What to work on:
In the data below, which lines hold the word "record"? Copy them.

Dataset extract:
----------------

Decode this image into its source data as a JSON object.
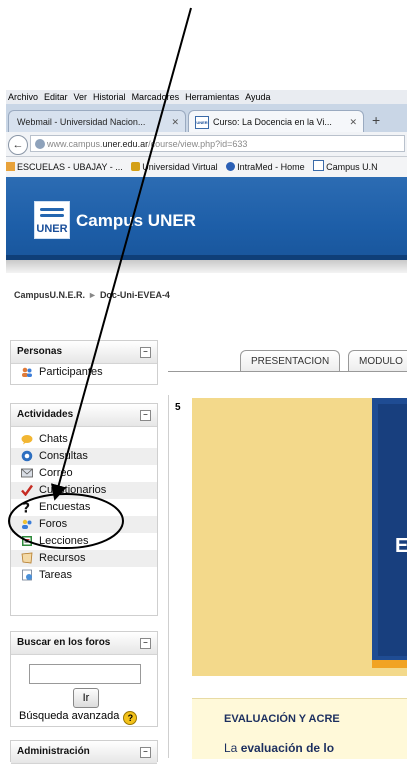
{
  "browser": {
    "menu": [
      {
        "label": "Archivo"
      },
      {
        "label": "Editar"
      },
      {
        "label": "Ver"
      },
      {
        "label": "Historial"
      },
      {
        "label": "Marcadores"
      },
      {
        "label": "Herramientas"
      },
      {
        "label": "Ayuda"
      }
    ],
    "tabs": [
      {
        "label": "Webmail - Universidad Nacion...",
        "active": false
      },
      {
        "label": "Curso: La Docencia en la Vi...",
        "active": true
      }
    ],
    "new_tab": "+",
    "url_prefix": "www.campus.",
    "url_domain": "uner.edu.ar",
    "url_path": "/course/view.php?id=633",
    "bookmarks": [
      {
        "label": "ESCUELAS - UBAJAY - ..."
      },
      {
        "label": "Universidad Virtual"
      },
      {
        "label": "IntraMed - Home"
      },
      {
        "label": "Campus U.N"
      }
    ]
  },
  "site": {
    "logo_text": "UNER",
    "title": "Campus UNER",
    "breadcrumb": {
      "root": "CampusU.N.E.R.",
      "separator": "►",
      "current": "Doc-Uni-EVEA-4"
    }
  },
  "blocks": {
    "personas": {
      "title": "Personas",
      "items": [
        {
          "label": "Participantes"
        }
      ]
    },
    "actividades": {
      "title": "Actividades",
      "items": [
        {
          "label": "Chats"
        },
        {
          "label": "Consultas"
        },
        {
          "label": "Correo"
        },
        {
          "label": "Cuestionarios"
        },
        {
          "label": "Encuestas"
        },
        {
          "label": "Foros"
        },
        {
          "label": "Lecciones"
        },
        {
          "label": "Recursos"
        },
        {
          "label": "Tareas"
        }
      ]
    },
    "buscar": {
      "title": "Buscar en los foros",
      "button": "Ir",
      "advanced": "Búsqueda avanzada"
    },
    "admin": {
      "title": "Administración"
    }
  },
  "course": {
    "tabs": [
      {
        "label": "PRESENTACION"
      },
      {
        "label": "MODULO"
      }
    ],
    "topic_number": "5",
    "banner_letter": "E",
    "eval_title": "EVALUACIÓN Y ACRE",
    "eval_text_prefix": "La",
    "eval_text_bold": "evaluación de lo"
  },
  "colors": {
    "header_blue": "#1d5ea8",
    "banner_yellow": "#f3d98b",
    "annotation": "#000000"
  }
}
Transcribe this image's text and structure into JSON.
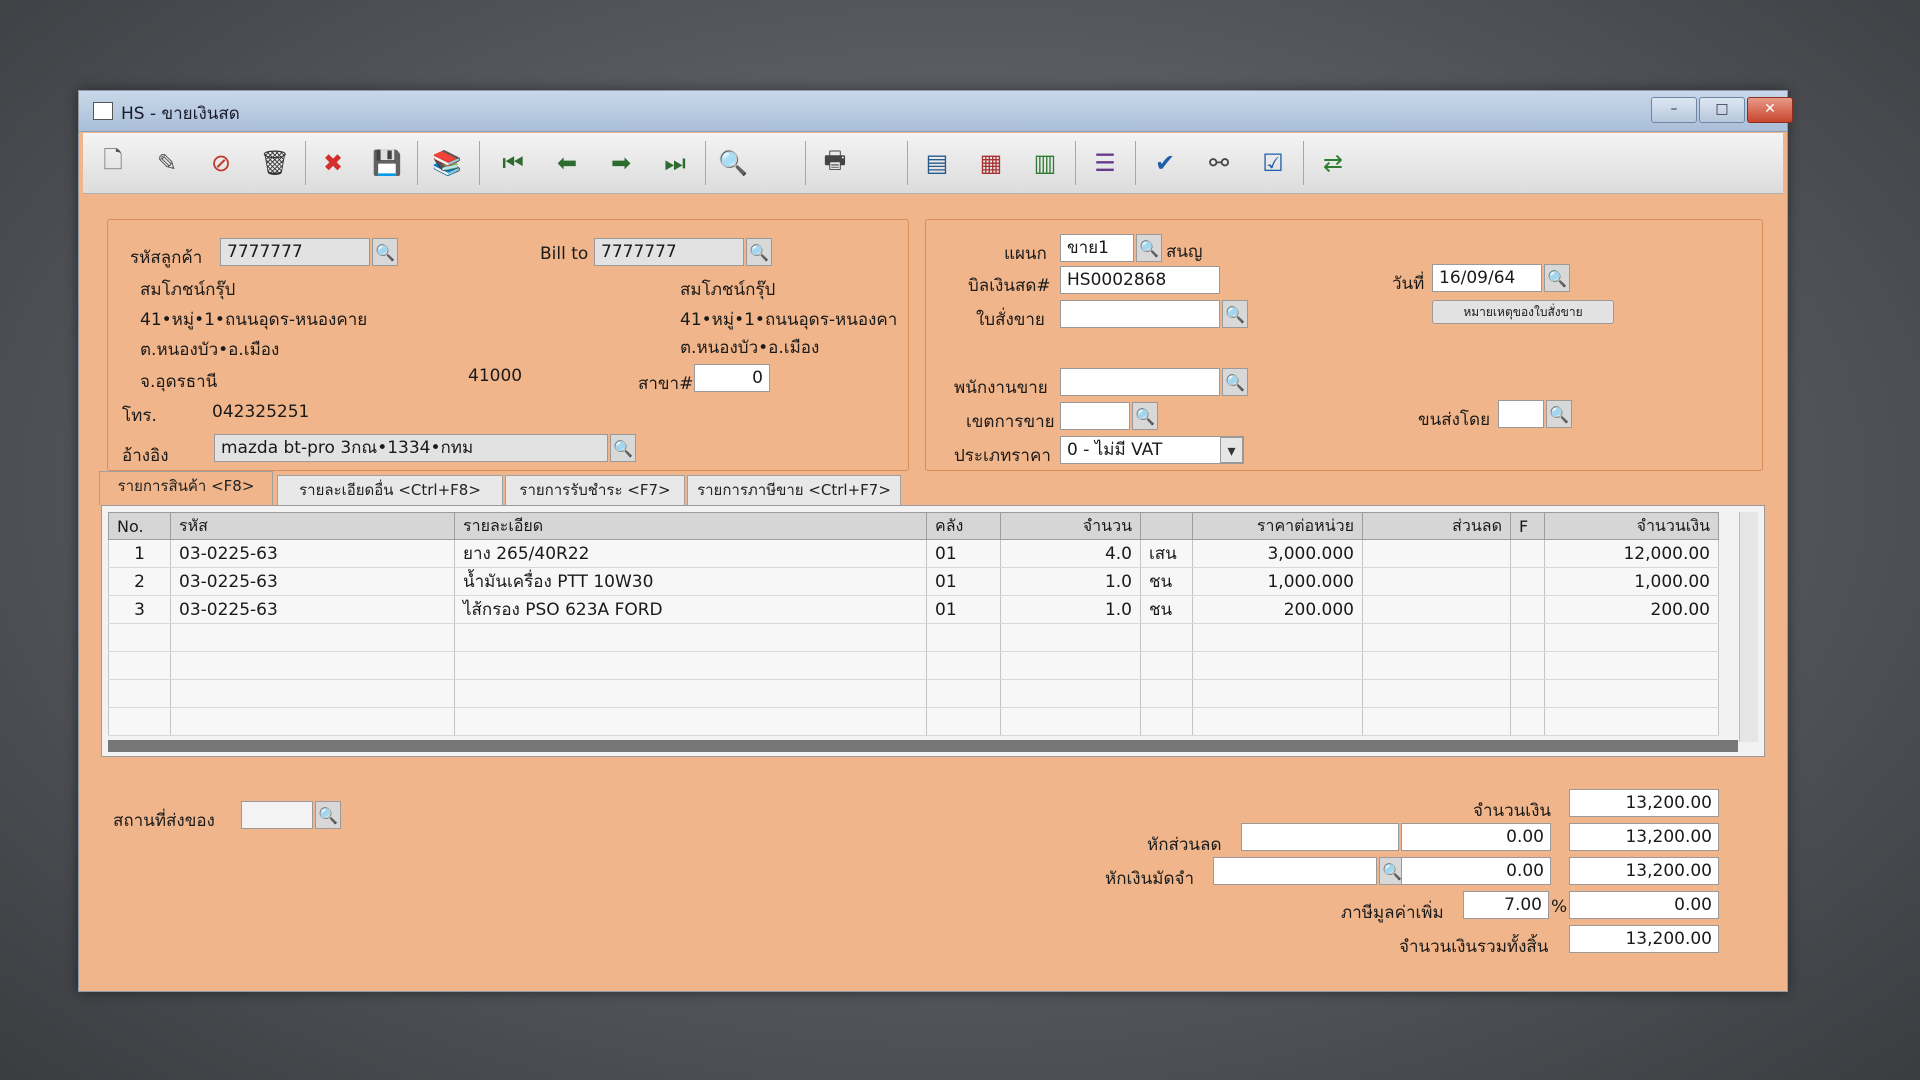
{
  "window": {
    "title": "HS - ขายเงินสด",
    "controls": {
      "minimize": "–",
      "maximize": "□",
      "close": "✕"
    }
  },
  "toolbar": {
    "buttons": [
      {
        "icon": "new-document-icon",
        "glyph": "🗋"
      },
      {
        "icon": "edit-icon",
        "glyph": "✎"
      },
      {
        "icon": "void-icon",
        "glyph": "⊘"
      },
      {
        "icon": "trash-icon",
        "glyph": "🗑"
      },
      {
        "icon": "cancel-icon",
        "glyph": "✖"
      },
      {
        "icon": "save-icon",
        "glyph": "💾"
      },
      {
        "icon": "copy-icon",
        "glyph": "📚"
      },
      {
        "icon": "first-record-icon",
        "glyph": "⏮"
      },
      {
        "icon": "previous-record-icon",
        "glyph": "⬅"
      },
      {
        "icon": "next-record-icon",
        "glyph": "➡"
      },
      {
        "icon": "last-record-icon",
        "glyph": "⏭"
      },
      {
        "icon": "search-icon",
        "glyph": "🔍"
      },
      {
        "icon": "print-icon",
        "glyph": "🖶"
      },
      {
        "icon": "screen-icon",
        "glyph": "▤"
      },
      {
        "icon": "form-icon",
        "glyph": "▦"
      },
      {
        "icon": "chart-icon",
        "glyph": "▥"
      },
      {
        "icon": "report-icon",
        "glyph": "☰"
      },
      {
        "icon": "approve-icon",
        "glyph": "✔"
      },
      {
        "icon": "link-icon",
        "glyph": "⚯"
      },
      {
        "icon": "ok-icon",
        "glyph": "☑"
      },
      {
        "icon": "transfer-icon",
        "glyph": "⇄"
      }
    ]
  },
  "customer": {
    "code_label": "รหัสลูกค้า",
    "code_value": "7777777",
    "bill_to_label": "Bill to",
    "bill_to_value": "7777777",
    "name": "สมโภชน์กรุ๊ป",
    "address1": "41•หมู่•1•ถนนอุดร-หนองคาย",
    "address2": "ต.หนองบัว•อ.เมือง",
    "address3": "จ.อุดรธานี",
    "postcode": "41000",
    "bill_name": "สมโภชน์กรุ๊ป",
    "bill_address1": "41•หมู่•1•ถนนอุดร-หนองคา",
    "bill_address2": "ต.หนองบัว•อ.เมือง",
    "branch_label": "สาขา#",
    "branch_value": "0",
    "phone_label": "โทร.",
    "phone_value": "042325251",
    "ref_label": "อ้างอิง",
    "ref_value": "mazda bt-pro 3กณ•1334•กทม"
  },
  "doc": {
    "dept_label": "แผนก",
    "dept_value": "ขาย1",
    "dept_name": "สนญ",
    "bill_no_label": "บิลเงินสด#",
    "bill_no_value": "HS0002868",
    "order_label": "ใบสั่งขาย",
    "order_value": "",
    "date_label": "วันที่",
    "date_value": "16/09/64",
    "order_note_button": "หมายเหตุของใบสั่งขาย",
    "salesperson_label": "พนักงานขาย",
    "salesperson_value": "",
    "area_label": "เขตการขาย",
    "area_value": "",
    "ship_by_label": "ขนส่งโดย",
    "ship_by_value": "",
    "price_type_label": "ประเภทราคา",
    "price_type_value": "0 - ไม่มี VAT"
  },
  "tabs": [
    {
      "label": "รายการสินค้า <F8>"
    },
    {
      "label": "รายละเอียดอื่น <Ctrl+F8>"
    },
    {
      "label": "รายการรับชำระ <F7>"
    },
    {
      "label": "รายการภาษีขาย <Ctrl+F7>"
    }
  ],
  "grid": {
    "columns": [
      "No.",
      "รหัส",
      "รายละเอียด",
      "คลัง",
      "จำนวน",
      "",
      "ราคาต่อหน่วย",
      "ส่วนลด",
      "F",
      "จำนวนเงิน"
    ],
    "rows": [
      {
        "no": "1",
        "code": "03-0225-63",
        "desc": "ยาง 265/40R22",
        "wh": "01",
        "qty": "4.0",
        "unit": "เสน",
        "price": "3,000.000",
        "disc": "",
        "f": "",
        "amount": "12,000.00"
      },
      {
        "no": "2",
        "code": "03-0225-63",
        "desc": "น้ำมันเครื่อง PTT 10W30",
        "wh": "01",
        "qty": "1.0",
        "unit": "ชน",
        "price": "1,000.000",
        "disc": "",
        "f": "",
        "amount": "1,000.00"
      },
      {
        "no": "3",
        "code": "03-0225-63",
        "desc": "ไส้กรอง PSO 623A FORD",
        "wh": "01",
        "qty": "1.0",
        "unit": "ชน",
        "price": "200.000",
        "disc": "",
        "f": "",
        "amount": "200.00"
      }
    ]
  },
  "footer": {
    "delivery_label": "สถานที่ส่งของ",
    "delivery_value": "",
    "amount_label": "จำนวนเงิน",
    "amount_value": "13,200.00",
    "discount_label": "หักส่วนลด",
    "discount_text": "",
    "discount_amount": "0.00",
    "after_discount": "13,200.00",
    "deposit_label": "หักเงินมัดจำ",
    "deposit_text": "",
    "deposit_amount": "0.00",
    "after_deposit": "13,200.00",
    "vat_label": "ภาษีมูลค่าเพิ่ม",
    "vat_rate": "7.00",
    "vat_percent": "%",
    "vat_amount": "0.00",
    "total_label": "จำนวนเงินรวมทั้งสิ้น",
    "total_value": "13,200.00"
  }
}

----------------

Task output:
        "icon": "first-record-icon",
        "icon": "previous-record-icon",
        "icon": "next-record-icon",
        "icon": "last-record-icon",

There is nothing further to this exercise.